Specialized Ministry — January 2008
By Betty Standifer, Assistant Professor of Graduate Education at Lincoln Memorial University, Harrogate, TN.
It was a blue jean and sweat shirt day. I had been grading critiques when I received an e-mail. This e-mail asked me to get to the prison to minister to a young girl who was in lock-down on suicide watch. I grabbed my Bible and ID badge, jumped into the car and headed for the prison. When I got there, I went through security, went through two sliding sections of bars, and then through two heavy locked doors.
Lock-down is a room 200/125 feet with small individual cells along the side of the room. There are five bunk beds and eight individual cells. The women in lock-down are there for very serious reasons—murder, drugs distribution, prostitution, and many other offenses. Usually they are in lock down because they cannot get along with the regular population.
This young girl was locked in one of the individual cells with someone by her side. The cells are not a very inviting place. Sometimes they are cold and sometimes dirty. The young girl was sleeping on the cold cement floor when I arrived. I asked if she could come out of the cell to sit with me at a table and talk. Permission was granted. She slowly put on her clothes and came out to talk. We talked for a long time. I felt led to allow her to just talk and to tell me all of the things that were on her mind. She did. I read scripture and as I was about to leave, the Holy Spirit spoke to my heart and said, “When you get up to leave, don’t just give her a short hug. You hold her in your arms and tell her that you love her and that I love her.”
As I stood, the young girl stood and I held her for a long, long time, patting her on the back and telling her that I loved her and that God loves her. She became weak and sat down in the chair. She looked up into my eyes with tears and said, “No one has EVER told me that they loved me.” My heart was broken to think that no one had ever told her that they loved her, but this is so very true with many women in prison.
God did something special in this young girl’s life that day. She is now attending a Bible class that I have every week. She has not missed a night.
There are over a million women incarcerated in the U.S. prison system that need to know that someone loves them and that God especially loves them. Most of them come from backgrounds of verbal and sexual abuse. Some of them have been abused since the very early age of 4-8 years of age. To make it worse, they were abused by family members. To hear their stories makes me cry. Some of these women have never had a chance at life.

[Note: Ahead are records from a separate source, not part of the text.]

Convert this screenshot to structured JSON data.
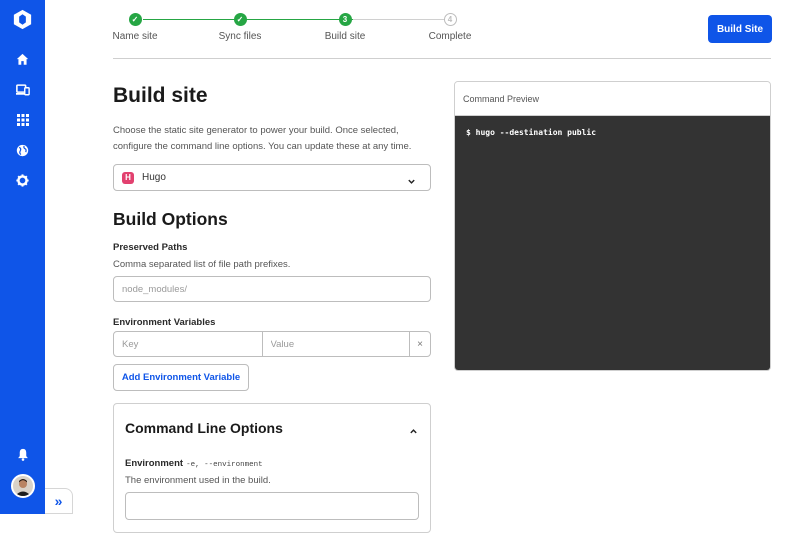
{
  "sidebar": {
    "icons": [
      "logo-icon",
      "home-icon",
      "sites-icon",
      "apps-icon",
      "globe-icon",
      "gear-icon",
      "bell-icon",
      "avatar"
    ],
    "expand_label": "»"
  },
  "stepper": {
    "steps": [
      {
        "label": "Name site",
        "state": "done",
        "marker": "✓"
      },
      {
        "label": "Sync files",
        "state": "done",
        "marker": "✓"
      },
      {
        "label": "Build site",
        "state": "current",
        "marker": "3"
      },
      {
        "label": "Complete",
        "state": "todo",
        "marker": "4"
      }
    ]
  },
  "header": {
    "build_button": "Build Site"
  },
  "main": {
    "title": "Build site",
    "description": "Choose the static site generator to power your build. Once selected, configure the command line options. You can update these at any time.",
    "generator": {
      "logo_letter": "H",
      "selected": "Hugo"
    },
    "options_title": "Build Options",
    "preserved_paths": {
      "label": "Preserved Paths",
      "hint": "Comma separated list of file path prefixes.",
      "placeholder": "node_modules/"
    },
    "env_vars": {
      "label": "Environment Variables",
      "key_placeholder": "Key",
      "value_placeholder": "Value",
      "remove_label": "×",
      "add_button": "Add Environment Variable"
    },
    "command_line": {
      "title": "Command Line Options",
      "environment_label": "Environment",
      "environment_flags": "-e, --environment",
      "environment_hint": "The environment used in the build."
    }
  },
  "preview": {
    "title": "Command Preview",
    "command": "$ hugo --destination public"
  },
  "colors": {
    "accent": "#0f55e8",
    "success": "#26a644",
    "terminal": "#333333"
  }
}
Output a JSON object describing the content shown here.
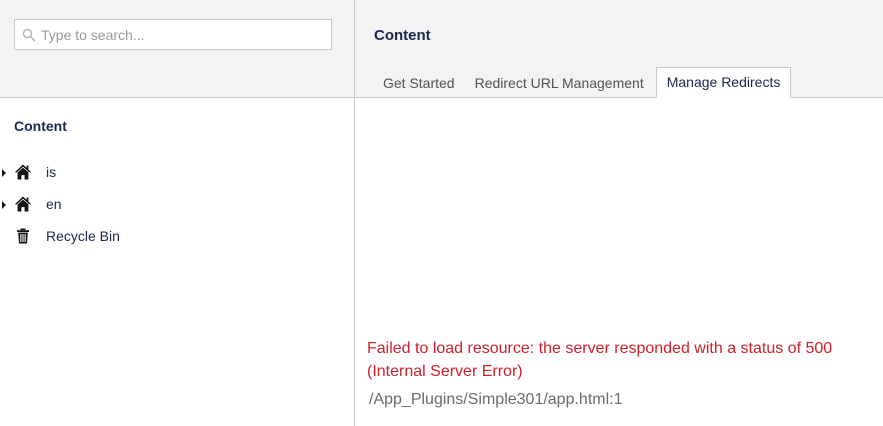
{
  "search": {
    "placeholder": "Type to search...",
    "value": "",
    "icon": "search-icon"
  },
  "tree": {
    "title": "Content",
    "items": [
      {
        "label": "is",
        "icon": "home-icon",
        "expandable": true
      },
      {
        "label": "en",
        "icon": "home-icon",
        "expandable": true
      },
      {
        "label": "Recycle Bin",
        "icon": "trash-icon",
        "expandable": false
      }
    ]
  },
  "main": {
    "title": "Content",
    "tabs": [
      {
        "label": "Get Started",
        "active": false
      },
      {
        "label": "Redirect URL Management",
        "active": false
      },
      {
        "label": "Manage Redirects",
        "active": true
      }
    ],
    "error_message": "Failed to load resource: the server responded with a status of 500 (Internal Server Error)",
    "error_path": "/App_Plugins/Simple301/app.html:1"
  },
  "colors": {
    "header_bg": "#f3f3f5",
    "border": "#c8c8c8",
    "text": "#1b264f",
    "error": "#d0202a",
    "muted": "#6b6b6b"
  }
}
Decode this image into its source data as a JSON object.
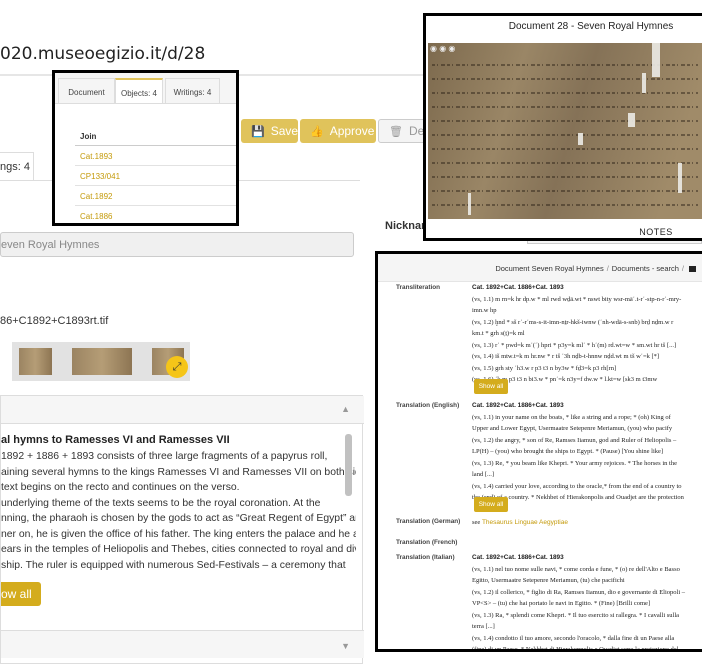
{
  "base": {
    "url_fragment": "020.museoegizio.it/d/28",
    "tab_fragment": "ngs: 4",
    "buttons": {
      "save": "Save",
      "approve": "Approve",
      "delete": "Dele"
    },
    "nickname_label": "Nicknam",
    "title_value": "even Royal Hymnes",
    "image_filename": "86+C1892+C1893rt.tif",
    "description": {
      "title": "al hymns to Ramesses VI and Ramesses VII",
      "lines": [
        "1892 + 1886 + 1893 consists of three large fragments of a papyrus roll,",
        "aining several hymns to the kings Ramesses VI and Ramesses VII on both sides.",
        "text begins on the recto and continues on the verso.",
        "underlying theme of the texts seems to be the royal coronation. At the",
        "nning, the pharaoh is chosen by the gods to act as “Great Regent of Egypt” and,",
        "ner on, he is given the office of his father. The king enters the palace and he also",
        "ears in the temples of Heliopolis and Thebes, cities connected to royal and divine",
        "ship. The ruler is equipped with numerous Sed-Festivals – a ceremony that"
      ],
      "show_all": "ow all"
    }
  },
  "objects_overlay": {
    "tabs": [
      "Document",
      "Objects: 4",
      "Writings: 4"
    ],
    "table_header": "Join",
    "rows": [
      "Cat.1893",
      "CP133/041",
      "Cat.1892",
      "Cat.1886"
    ]
  },
  "viewer_overlay": {
    "title": "Document 28 - Seven Royal Hymnes",
    "notes_label": "NOTES"
  },
  "translation_overlay": {
    "breadcrumb": [
      "Document Seven Royal Hymnes",
      "Documents - search"
    ],
    "transliteration": {
      "label": "Transliteration",
      "head": "Cat. 1892+Cat. 1886+Cat. 1893",
      "lines": [
        "(vs, 1.1) m rn=k hr dp.w * ml rwd wḏā.wt * nswt bity wsr-māʿ.t-rʿ-stp-n-rʿ-mry-",
        "imn.w hp",
        "(vs, 1.2) ḫnd * sš rʿ-rʿms-s-it-imn-nṯr-hkš-iwnw (ʿnh-wdā-s-snb) brḏ nḏm.w r",
        "km.t * grh s(ṯ)=k ml",
        "(vs, 1.3) rʿ * pwd=k mʿ(ʿ) hpri * p3y=k mlʿ * hʿ(m) rd.wt=w * sm.wt hr tš [...]",
        "(vs, 1.4) iš mtw.t=k m hr.nw * r tš ʿ3h nḏb-t-hnnw nḏd.wt m tš wʿ=k [*]",
        "(vs, 1.5) grh sty ʿh3.w r p3 t3 n by3w * fḏ3=k p3 rh[rn]",
        "(vs, 1.6) ʿk m p3 t3 n bi3.w * pnʿ=k n3y=f dw.w * l.kt=w [sk3 m t3mw"
      ]
    },
    "translation_english": {
      "label": "Translation (English)",
      "head": "Cat. 1892+Cat. 1886+Cat. 1893",
      "lines": [
        "(vs, 1.1) in your name on the boats, * like a string and a rope; * (oh) King of",
        "Upper and Lower Egypt, Usermaatre Setepenre Meriamun, (you) who pacify",
        "(vs, 1.2) the angry, * son of Re, Ramses Iiamun, god and Ruler of Heliopolis –",
        "LP(H) – (you) who brought the ships to Egypt. * (Pause) [You shine like]",
        "(vs, 1.3) Re, * you beam like Khepri. * Your army rejoices. * The horses in the",
        "land [...]",
        "(vs, 1.4) carried your love, according to the oracle,* from the end of a country to",
        "the (end) of a country. * Nekhbet of Hierakonpolis and Ouadjet are the protection"
      ]
    },
    "translation_german": {
      "label": "Translation (German)",
      "see": "see",
      "link": "Thesaurus Linguae Aegyptiae"
    },
    "translation_french": {
      "label": "Translation (French)"
    },
    "translation_italian": {
      "label": "Translation (Italian)",
      "head": "Cat. 1892+Cat. 1886+Cat. 1893",
      "lines": [
        "(vs, 1.1) nel tuo nome sulle navi, * come corda e fune, * (o) re dell'Alto e Basso",
        "Egitto, Usermaatre Setepenre Meriamun, (tu) che pacifichi",
        "(vs, 1.2) il collerico, * figlio di Ra, Ramses Iiamun, dio e governante di Eliopoli –",
        "VP<S> – (tu) che hai portato le navi in Egitto. * (Fine) [Brilli come]",
        "(vs, 1.3) Ra, * splendi come Khepri. * Il tuo esercito si rallegra. * I cavalli sulla",
        "terra [...]",
        "(vs, 1.4) condotto il tuo amore, secondo l'oracolo, * dalla fine di un Paese alla",
        "(fine) di un Paese. * Nekhbet di Hierakonpolis e Ouadjet sono la protezione del"
      ]
    },
    "show_all": "Show all"
  },
  "colors": {
    "accent": "#e0c35b",
    "button_gold": "#d4ac1d",
    "link": "#c49a0a"
  }
}
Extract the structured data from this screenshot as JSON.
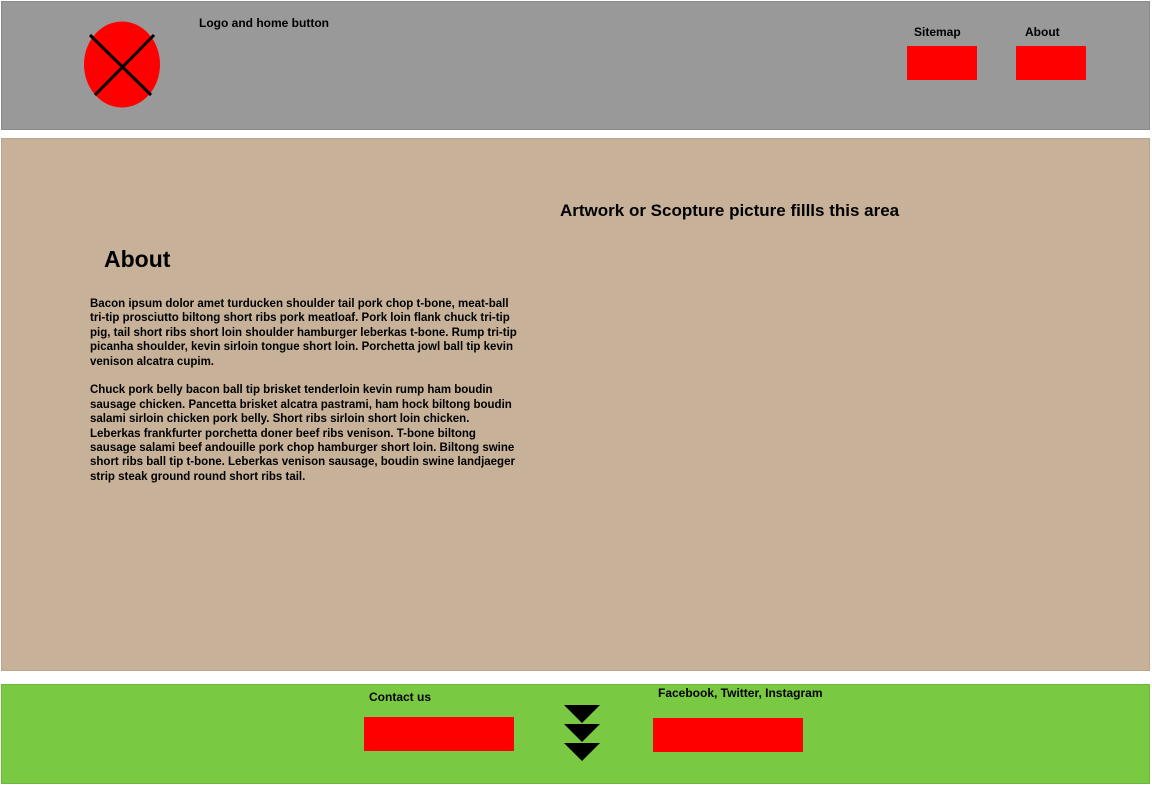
{
  "header": {
    "logo_icon": "circle-x-icon",
    "logo_label": "Logo and home button",
    "nav": {
      "sitemap_label": "Sitemap",
      "about_label": "About"
    }
  },
  "main": {
    "artwork_label": "Artwork or Scopture picture fillls this area",
    "about_title": "About",
    "paragraphs": [
      "Bacon ipsum dolor amet turducken shoulder tail pork chop t-bone, meat-ball tri-tip prosciutto biltong short ribs pork meatloaf. Pork loin flank chuck tri-tip pig, tail short ribs short loin shoulder hamburger leberkas t-bone. Rump tri-tip picanha shoulder, kevin sirloin tongue short loin. Porchetta jowl ball tip kevin venison alcatra cupim.",
      "Chuck pork belly bacon ball tip brisket tenderloin kevin rump ham boudin sausage chicken. Pancetta brisket alcatra pastrami, ham hock biltong boudin salami sirloin chicken pork belly. Short ribs sirloin short loin chicken. Leberkas frankfurter porchetta doner beef ribs venison. T-bone biltong sausage salami beef andouille pork chop hamburger short loin. Biltong swine short ribs ball tip t-bone. Leberkas venison sausage, boudin swine landjaeger strip steak ground round short ribs tail."
    ]
  },
  "footer": {
    "contact_label": "Contact us",
    "social_label": "Facebook, Twitter, Instagram",
    "scroll_icon": "triple-chevron-down-icon"
  },
  "colors": {
    "header_bg": "#999999",
    "main_bg": "#c7b299",
    "footer_bg": "#7ac943",
    "placeholder_red": "#ff0000"
  }
}
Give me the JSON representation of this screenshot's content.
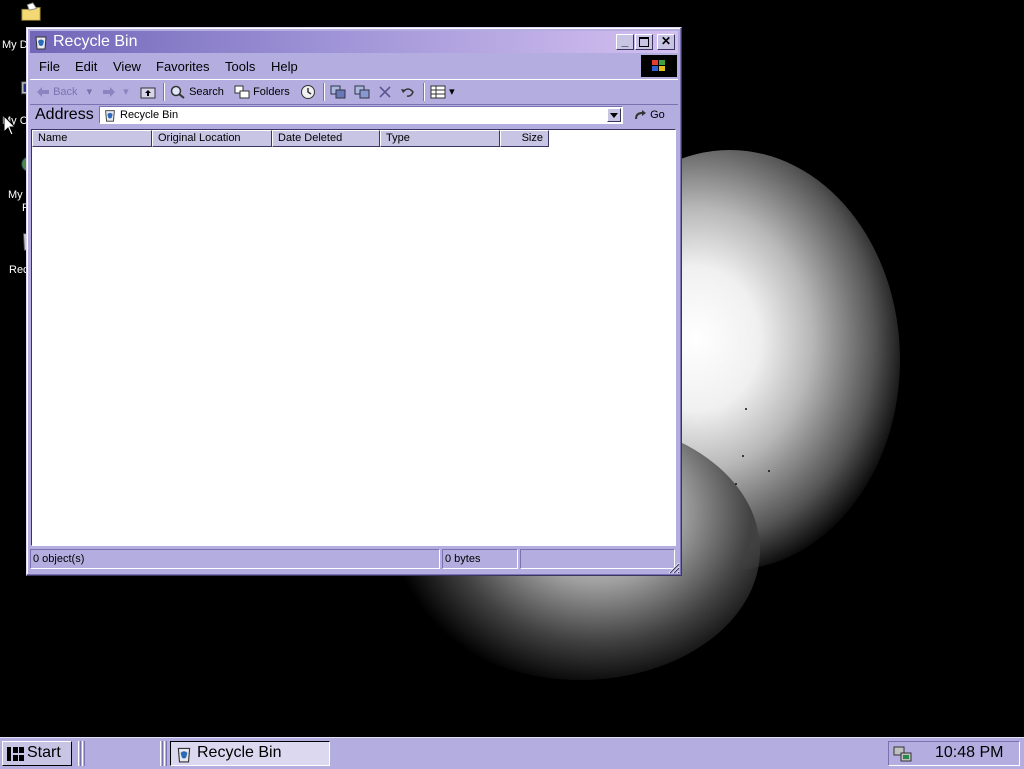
{
  "desktop": {
    "icons": [
      {
        "label": "My D"
      },
      {
        "label": "My C"
      },
      {
        "label": "My"
      },
      {
        "label": "F"
      },
      {
        "label": "Rec"
      }
    ]
  },
  "window": {
    "title": "Recycle Bin",
    "menu": [
      "File",
      "Edit",
      "View",
      "Favorites",
      "Tools",
      "Help"
    ],
    "toolbar": {
      "back": "Back",
      "search": "Search",
      "folders": "Folders"
    },
    "address": {
      "label": "Address",
      "value": "Recycle Bin",
      "go": "Go"
    },
    "columns": [
      "Name",
      "Original Location",
      "Date Deleted",
      "Type",
      "Size"
    ],
    "status": {
      "objects": "0 object(s)",
      "size": "0 bytes"
    }
  },
  "taskbar": {
    "start": "Start",
    "task": "Recycle Bin",
    "clock": "10:48 PM"
  },
  "colors": {
    "chrome": "#b4aee0",
    "title_start": "#7166b8",
    "title_end": "#d4c0f0"
  }
}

You may ask, “Why do you go?” Being a Church of God Chaplain in the women’s prison has been the most fulfilling thing that I have ever done in my life. I have taught in public education most of my life and have taught at the university for nine years, but there is nothing that I have done that fulfills my life as much as telling the story of Jesus to these inmates. Many have been saved. Sadly enough, I have met some of our own Church of God women in this prison. Two of them rededicated their lives to God. It seemed to be a genuine experience for them. Have we failed to teach our women? Have we neglected them by refusing to have anything to do with them because they are poor? Have we failed them because they have been in trouble?
Most of the young women in prison come from poor backgrounds and they need a church that accepts them and teaches them of God’s love. Many times these young women will tell me they have tried church, but people just wouldn’t have anything to do with them. We must reach these women at a very early age so they can be mentored in the Word of God.
You may ask, “How can I get involved?” Have you considered volunteering at a local school as a mentor? Many children need help with their studies. This is a great place to start. Reach out to your community with Girls Clubs. Pray for our young girls. Ask God to raise up a group of girls for you to mentor in your communities. Don’t be afraid to go into the poor communities.
We desperately need women volunteers in our prisons. Would you be willing to go to take the message of Jesus?